- Exercise -
Given the records below, set each one down again exactly as it reads.

(Task data begins)

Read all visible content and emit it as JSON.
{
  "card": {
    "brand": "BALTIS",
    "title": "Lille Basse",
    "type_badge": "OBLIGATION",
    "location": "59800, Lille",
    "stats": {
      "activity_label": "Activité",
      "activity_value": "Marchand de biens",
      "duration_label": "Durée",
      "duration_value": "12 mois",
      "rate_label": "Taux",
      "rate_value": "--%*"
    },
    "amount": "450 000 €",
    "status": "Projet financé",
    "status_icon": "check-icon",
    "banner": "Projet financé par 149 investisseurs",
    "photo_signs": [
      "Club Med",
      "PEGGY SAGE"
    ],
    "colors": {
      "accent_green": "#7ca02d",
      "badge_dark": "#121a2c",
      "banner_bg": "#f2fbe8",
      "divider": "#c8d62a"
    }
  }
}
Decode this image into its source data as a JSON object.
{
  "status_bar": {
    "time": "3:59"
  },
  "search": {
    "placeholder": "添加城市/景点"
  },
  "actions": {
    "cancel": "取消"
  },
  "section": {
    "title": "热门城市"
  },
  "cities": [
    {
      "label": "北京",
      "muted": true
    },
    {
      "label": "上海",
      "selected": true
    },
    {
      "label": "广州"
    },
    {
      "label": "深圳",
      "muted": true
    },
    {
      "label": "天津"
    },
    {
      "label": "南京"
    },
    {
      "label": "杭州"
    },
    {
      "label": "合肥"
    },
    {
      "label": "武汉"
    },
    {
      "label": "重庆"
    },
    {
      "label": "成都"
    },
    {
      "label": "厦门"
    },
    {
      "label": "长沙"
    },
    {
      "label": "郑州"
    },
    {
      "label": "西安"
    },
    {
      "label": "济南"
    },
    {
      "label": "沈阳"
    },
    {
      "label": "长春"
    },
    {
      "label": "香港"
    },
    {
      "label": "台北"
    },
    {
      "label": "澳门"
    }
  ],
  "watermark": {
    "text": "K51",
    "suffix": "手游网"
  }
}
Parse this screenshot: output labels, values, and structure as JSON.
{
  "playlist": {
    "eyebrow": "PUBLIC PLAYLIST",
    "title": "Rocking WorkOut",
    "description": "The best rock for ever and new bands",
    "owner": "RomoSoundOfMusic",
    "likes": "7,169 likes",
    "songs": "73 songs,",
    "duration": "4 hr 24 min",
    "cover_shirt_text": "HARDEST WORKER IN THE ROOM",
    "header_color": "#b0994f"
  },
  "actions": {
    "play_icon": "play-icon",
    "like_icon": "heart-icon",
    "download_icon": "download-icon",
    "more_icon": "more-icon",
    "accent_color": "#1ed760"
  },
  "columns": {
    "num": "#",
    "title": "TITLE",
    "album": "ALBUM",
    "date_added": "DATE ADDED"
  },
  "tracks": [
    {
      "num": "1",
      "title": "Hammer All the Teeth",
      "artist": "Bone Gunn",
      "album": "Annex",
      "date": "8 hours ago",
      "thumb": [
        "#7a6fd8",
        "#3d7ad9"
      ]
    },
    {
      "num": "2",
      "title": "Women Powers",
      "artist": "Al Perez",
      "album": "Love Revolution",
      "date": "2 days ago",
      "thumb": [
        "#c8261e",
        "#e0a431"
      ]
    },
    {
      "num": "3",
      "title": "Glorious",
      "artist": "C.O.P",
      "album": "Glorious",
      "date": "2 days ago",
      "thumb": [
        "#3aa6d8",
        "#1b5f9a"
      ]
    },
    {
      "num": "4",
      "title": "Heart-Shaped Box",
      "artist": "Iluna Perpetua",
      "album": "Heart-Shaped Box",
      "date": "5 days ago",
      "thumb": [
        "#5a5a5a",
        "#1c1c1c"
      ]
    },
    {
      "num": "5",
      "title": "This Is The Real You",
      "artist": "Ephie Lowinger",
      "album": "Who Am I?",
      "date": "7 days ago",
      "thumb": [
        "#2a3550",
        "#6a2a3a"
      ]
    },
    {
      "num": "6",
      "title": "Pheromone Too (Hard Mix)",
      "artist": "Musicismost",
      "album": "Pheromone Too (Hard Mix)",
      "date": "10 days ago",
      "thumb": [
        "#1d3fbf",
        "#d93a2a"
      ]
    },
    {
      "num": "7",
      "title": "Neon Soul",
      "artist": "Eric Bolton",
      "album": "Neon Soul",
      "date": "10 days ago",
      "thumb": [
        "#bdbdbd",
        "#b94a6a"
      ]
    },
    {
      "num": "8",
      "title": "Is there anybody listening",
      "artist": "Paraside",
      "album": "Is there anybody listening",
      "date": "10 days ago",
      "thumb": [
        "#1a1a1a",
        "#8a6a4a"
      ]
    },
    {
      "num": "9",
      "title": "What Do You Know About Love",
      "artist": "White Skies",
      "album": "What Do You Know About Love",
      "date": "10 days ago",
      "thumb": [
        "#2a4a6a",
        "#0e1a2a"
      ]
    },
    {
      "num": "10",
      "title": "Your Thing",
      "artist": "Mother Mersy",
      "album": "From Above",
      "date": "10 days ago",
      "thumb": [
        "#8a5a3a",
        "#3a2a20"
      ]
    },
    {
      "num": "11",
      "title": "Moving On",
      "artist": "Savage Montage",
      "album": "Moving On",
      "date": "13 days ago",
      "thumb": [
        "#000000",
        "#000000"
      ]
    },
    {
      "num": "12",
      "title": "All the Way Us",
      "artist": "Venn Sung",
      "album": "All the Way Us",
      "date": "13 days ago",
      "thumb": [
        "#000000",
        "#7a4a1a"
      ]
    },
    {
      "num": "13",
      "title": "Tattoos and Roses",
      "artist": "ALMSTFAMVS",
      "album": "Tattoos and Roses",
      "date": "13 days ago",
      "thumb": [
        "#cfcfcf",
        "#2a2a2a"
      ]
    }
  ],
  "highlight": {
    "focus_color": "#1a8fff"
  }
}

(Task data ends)

- Response to the task -
Read all visible content and emit it as JSON.
{
  "card": {
    "brand": "BALTIS",
    "title": "Lille Basse",
    "type_badge": "OBLIGATION",
    "location": "59800, Lille",
    "stats": {
      "activity_label": "Activité",
      "activity_value": "Marchand de biens",
      "duration_label": "Durée",
      "duration_value": "12 mois",
      "rate_label": "Taux",
      "rate_value": "--%*"
    },
    "amount": "450 000 €",
    "status": "Projet financé",
    "status_icon": "check-icon",
    "banner": "Projet financé par 149 investisseurs",
    "photo_signs": [
      "Club Med",
      "PEGGY SAGE"
    ],
    "colors": {
      "accent_green": "#7ca02d",
      "badge_dark": "#121a2c",
      "banner_bg": "#f2fbe8",
      "divider": "#c8d62a"
    }
  }
}
Decode this image into its source data as a JSON object.
{
  "status_bar": {
    "time": "3:59"
  },
  "search": {
    "placeholder": "添加城市/景点"
  },
  "actions": {
    "cancel": "取消"
  },
  "section": {
    "title": "热门城市"
  },
  "cities": [
    {
      "label": "北京",
      "muted": true
    },
    {
      "label": "上海",
      "selected": true
    },
    {
      "label": "广州"
    },
    {
      "label": "深圳",
      "muted": true
    },
    {
      "label": "天津"
    },
    {
      "label": "南京"
    },
    {
      "label": "杭州"
    },
    {
      "label": "合肥"
    },
    {
      "label": "武汉"
    },
    {
      "label": "重庆"
    },
    {
      "label": "成都"
    },
    {
      "label": "厦门"
    },
    {
      "label": "长沙"
    },
    {
      "label": "郑州"
    },
    {
      "label": "西安"
    },
    {
      "label": "济南"
    },
    {
      "label": "沈阳"
    },
    {
      "label": "长春"
    },
    {
      "label": "香港"
    },
    {
      "label": "台北"
    },
    {
      "label": "澳门"
    }
  ],
  "watermark": {
    "text": "K51",
    "suffix": "手游网"
  }
}
Parse this screenshot: output labels, values, and structure as JSON.
{
  "playlist": {
    "eyebrow": "PUBLIC PLAYLIST",
    "title": "Rocking WorkOut",
    "description": "The best rock for ever and new bands",
    "owner": "RomoSoundOfMusic",
    "likes": "7,169 likes",
    "songs": "73 songs,",
    "duration": "4 hr 24 min",
    "cover_shirt_text": "HARDEST WORKER IN THE ROOM",
    "header_color": "#b0994f"
  },
  "actions": {
    "play_icon": "play-icon",
    "like_icon": "heart-icon",
    "download_icon": "download-icon",
    "more_icon": "more-icon",
    "accent_color": "#1ed760"
  },
  "columns": {
    "num": "#",
    "title": "TITLE",
    "album": "ALBUM",
    "date_added": "DATE ADDED"
  },
  "tracks": [
    {
      "num": "1",
      "title": "Hammer All the Teeth",
      "artist": "Bone Gunn",
      "album": "Annex",
      "date": "8 hours ago",
      "thumb": [
        "#7a6fd8",
        "#3d7ad9"
      ]
    },
    {
      "num": "2",
      "title": "Women Powers",
      "artist": "Al Perez",
      "album": "Love Revolution",
      "date": "2 days ago",
      "thumb": [
        "#c8261e",
        "#e0a431"
      ]
    },
    {
      "num": "3",
      "title": "Glorious",
      "artist": "C.O.P",
      "album": "Glorious",
      "date": "2 days ago",
      "thumb": [
        "#3aa6d8",
        "#1b5f9a"
      ]
    },
    {
      "num": "4",
      "title": "Heart-Shaped Box",
      "artist": "Iluna Perpetua",
      "album": "Heart-Shaped Box",
      "date": "5 days ago",
      "thumb": [
        "#5a5a5a",
        "#1c1c1c"
      ]
    },
    {
      "num": "5",
      "title": "This Is The Real You",
      "artist": "Ephie Lowinger",
      "album": "Who Am I?",
      "date": "7 days ago",
      "thumb": [
        "#2a3550",
        "#6a2a3a"
      ]
    },
    {
      "num": "6",
      "title": "Pheromone Too (Hard Mix)",
      "artist": "Musicismost",
      "album": "Pheromone Too (Hard Mix)",
      "date": "10 days ago",
      "thumb": [
        "#1d3fbf",
        "#d93a2a"
      ]
    },
    {
      "num": "7",
      "title": "Neon Soul",
      "artist": "Eric Bolton",
      "album": "Neon Soul",
      "date": "10 days ago",
      "thumb": [
        "#bdbdbd",
        "#b94a6a"
      ]
    },
    {
      "num": "8",
      "title": "Is there anybody listening",
      "artist": "Paraside",
      "album": "Is there anybody listening",
      "date": "10 days ago",
      "thumb": [
        "#1a1a1a",
        "#8a6a4a"
      ]
    },
    {
      "num": "9",
      "title": "What Do You Know About Love",
      "artist": "White Skies",
      "album": "What Do You Know About Love",
      "date": "10 days ago",
      "thumb": [
        "#2a4a6a",
        "#0e1a2a"
      ]
    },
    {
      "num": "10",
      "title": "Your Thing",
      "artist": "Mother Mersy",
      "album": "From Above",
      "date": "10 days ago",
      "thumb": [
        "#8a5a3a",
        "#3a2a20"
      ]
    },
    {
      "num": "11",
      "title": "Moving On",
      "artist": "Savage Montage",
      "album": "Moving On",
      "date": "13 days ago",
      "thumb": [
        "#000000",
        "#000000"
      ]
    },
    {
      "num": "12",
      "title": "All the Way Us",
      "artist": "Venn Sung",
      "album": "All the Way Us",
      "date": "13 days ago",
      "thumb": [
        "#000000",
        "#7a4a1a"
      ]
    },
    {
      "num": "13",
      "title": "Tattoos and Roses",
      "artist": "ALMSTFAMVS",
      "album": "Tattoos and Roses",
      "date": "13 days ago",
      "thumb": [
        "#cfcfcf",
        "#2a2a2a"
      ]
    }
  ],
  "highlight": {
    "focus_color": "#1a8fff"
  }
}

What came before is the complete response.